◆ Exercise prompt ◆
Where in the listing does the string "JSON" appear? Copy every line that holds it.

◆ Supplied information ◆
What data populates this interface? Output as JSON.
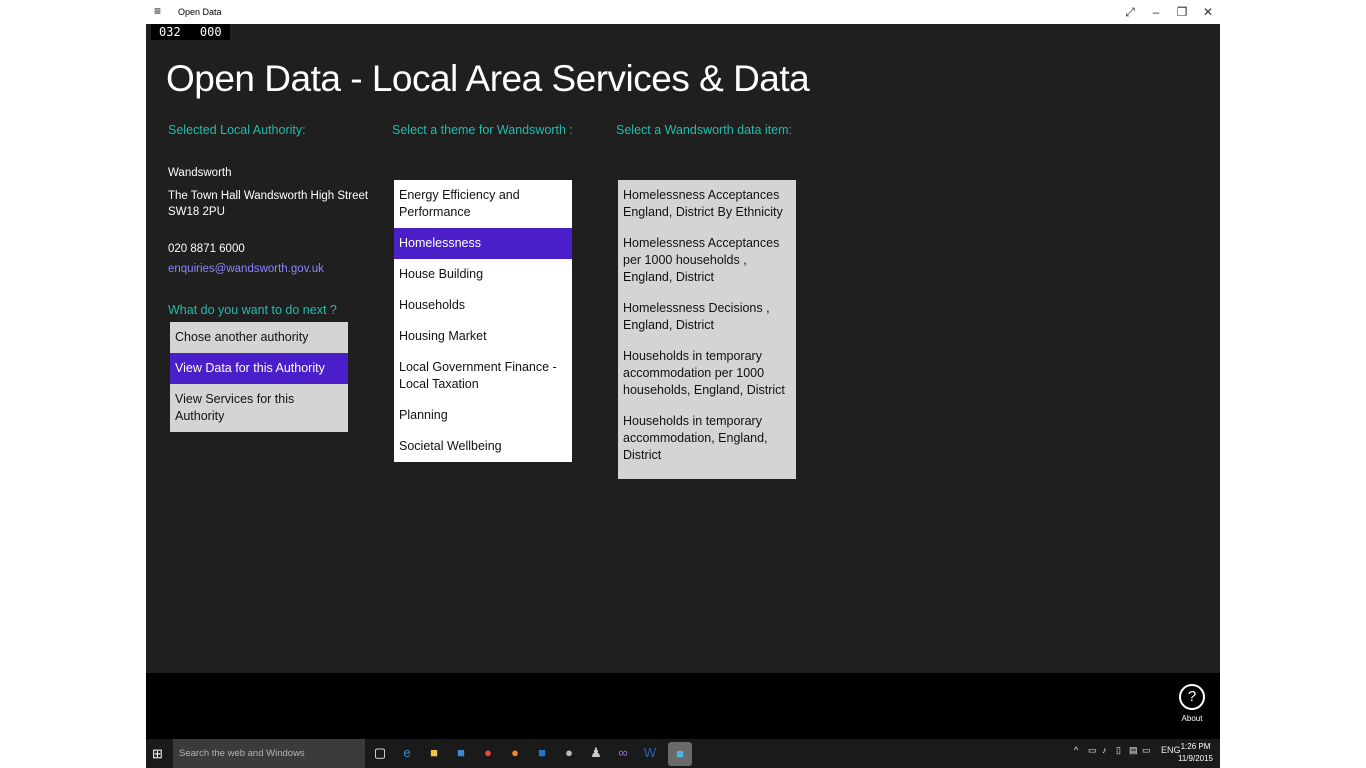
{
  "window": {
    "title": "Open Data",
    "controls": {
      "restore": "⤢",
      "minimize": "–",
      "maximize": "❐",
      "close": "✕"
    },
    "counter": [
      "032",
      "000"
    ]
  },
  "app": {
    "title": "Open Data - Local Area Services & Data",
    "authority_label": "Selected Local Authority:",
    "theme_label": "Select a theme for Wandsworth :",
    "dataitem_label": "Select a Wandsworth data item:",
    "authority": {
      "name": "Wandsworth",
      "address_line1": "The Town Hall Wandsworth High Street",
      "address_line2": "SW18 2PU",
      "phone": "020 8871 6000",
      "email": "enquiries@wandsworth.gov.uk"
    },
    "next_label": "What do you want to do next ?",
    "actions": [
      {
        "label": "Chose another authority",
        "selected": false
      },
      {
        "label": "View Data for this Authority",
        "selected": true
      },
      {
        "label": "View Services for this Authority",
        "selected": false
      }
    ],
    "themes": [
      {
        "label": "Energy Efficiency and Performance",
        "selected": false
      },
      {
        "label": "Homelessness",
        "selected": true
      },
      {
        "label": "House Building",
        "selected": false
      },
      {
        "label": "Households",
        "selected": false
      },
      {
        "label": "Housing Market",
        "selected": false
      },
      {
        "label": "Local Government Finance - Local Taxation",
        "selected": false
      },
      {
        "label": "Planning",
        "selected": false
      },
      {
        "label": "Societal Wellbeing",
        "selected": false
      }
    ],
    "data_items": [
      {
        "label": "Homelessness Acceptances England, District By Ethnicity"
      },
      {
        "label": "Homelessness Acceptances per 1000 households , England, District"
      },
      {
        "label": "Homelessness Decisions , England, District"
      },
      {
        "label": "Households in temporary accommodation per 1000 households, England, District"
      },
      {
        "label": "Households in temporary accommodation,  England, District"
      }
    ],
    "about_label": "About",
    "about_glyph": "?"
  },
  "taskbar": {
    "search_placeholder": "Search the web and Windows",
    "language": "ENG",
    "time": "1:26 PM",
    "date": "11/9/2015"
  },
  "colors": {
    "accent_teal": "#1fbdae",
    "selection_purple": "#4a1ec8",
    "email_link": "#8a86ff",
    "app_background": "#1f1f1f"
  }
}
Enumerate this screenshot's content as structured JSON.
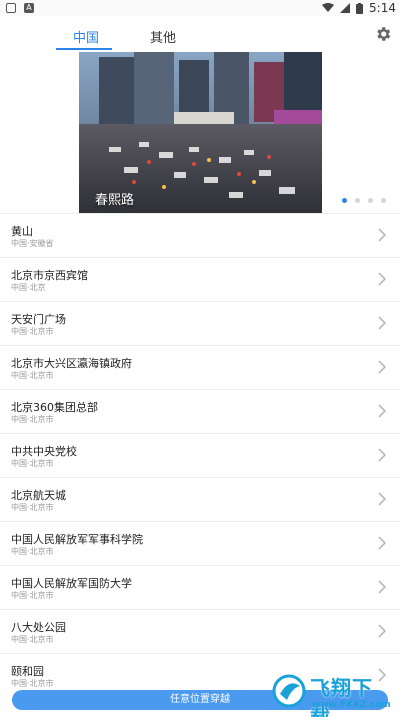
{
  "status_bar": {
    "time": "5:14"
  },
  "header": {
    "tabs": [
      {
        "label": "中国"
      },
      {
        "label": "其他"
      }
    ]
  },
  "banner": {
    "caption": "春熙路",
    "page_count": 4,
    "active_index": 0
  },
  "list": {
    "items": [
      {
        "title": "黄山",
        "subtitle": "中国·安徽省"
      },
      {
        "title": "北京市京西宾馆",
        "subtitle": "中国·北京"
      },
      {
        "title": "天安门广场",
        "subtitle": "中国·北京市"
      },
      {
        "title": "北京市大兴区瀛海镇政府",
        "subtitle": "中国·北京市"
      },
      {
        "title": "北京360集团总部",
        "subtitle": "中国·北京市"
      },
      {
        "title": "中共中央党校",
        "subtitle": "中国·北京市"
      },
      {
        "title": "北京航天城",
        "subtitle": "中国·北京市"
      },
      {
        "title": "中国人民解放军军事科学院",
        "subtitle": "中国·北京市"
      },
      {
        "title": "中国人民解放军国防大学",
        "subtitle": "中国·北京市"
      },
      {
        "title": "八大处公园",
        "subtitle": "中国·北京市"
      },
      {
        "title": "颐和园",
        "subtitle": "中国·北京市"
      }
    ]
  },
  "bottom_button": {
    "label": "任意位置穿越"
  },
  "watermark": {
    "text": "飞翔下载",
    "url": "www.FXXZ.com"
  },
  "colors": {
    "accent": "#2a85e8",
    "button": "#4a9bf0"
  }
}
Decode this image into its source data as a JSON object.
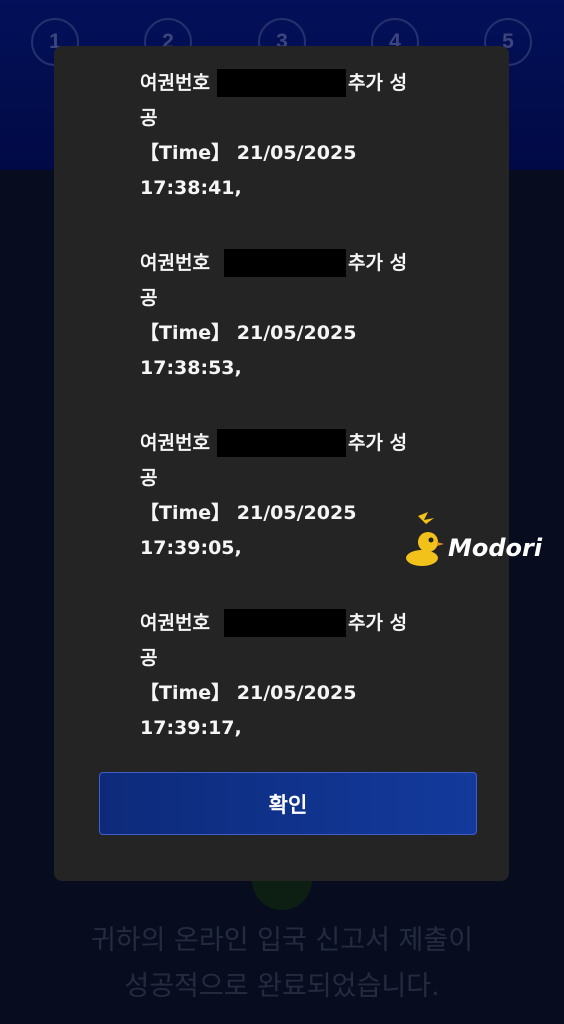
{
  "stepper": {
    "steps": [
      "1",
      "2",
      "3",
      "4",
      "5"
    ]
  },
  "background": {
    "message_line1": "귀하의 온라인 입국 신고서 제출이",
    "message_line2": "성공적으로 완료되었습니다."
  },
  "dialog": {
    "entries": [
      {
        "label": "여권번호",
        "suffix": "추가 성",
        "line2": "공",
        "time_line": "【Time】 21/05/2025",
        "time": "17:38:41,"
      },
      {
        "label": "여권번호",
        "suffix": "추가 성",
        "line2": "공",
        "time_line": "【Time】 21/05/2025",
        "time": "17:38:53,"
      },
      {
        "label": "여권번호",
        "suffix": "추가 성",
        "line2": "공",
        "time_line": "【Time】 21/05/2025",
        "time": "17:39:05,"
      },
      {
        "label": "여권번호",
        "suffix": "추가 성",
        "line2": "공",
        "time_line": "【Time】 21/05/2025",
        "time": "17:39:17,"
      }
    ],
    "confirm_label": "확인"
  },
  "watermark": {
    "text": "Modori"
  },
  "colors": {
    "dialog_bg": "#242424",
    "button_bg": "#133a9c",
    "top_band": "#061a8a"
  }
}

◆ Your response ◆
What data populates this interface? Output as JSON.
Enumerate this screenshot's content as structured JSON.
Decode this image into its source data as a JSON object.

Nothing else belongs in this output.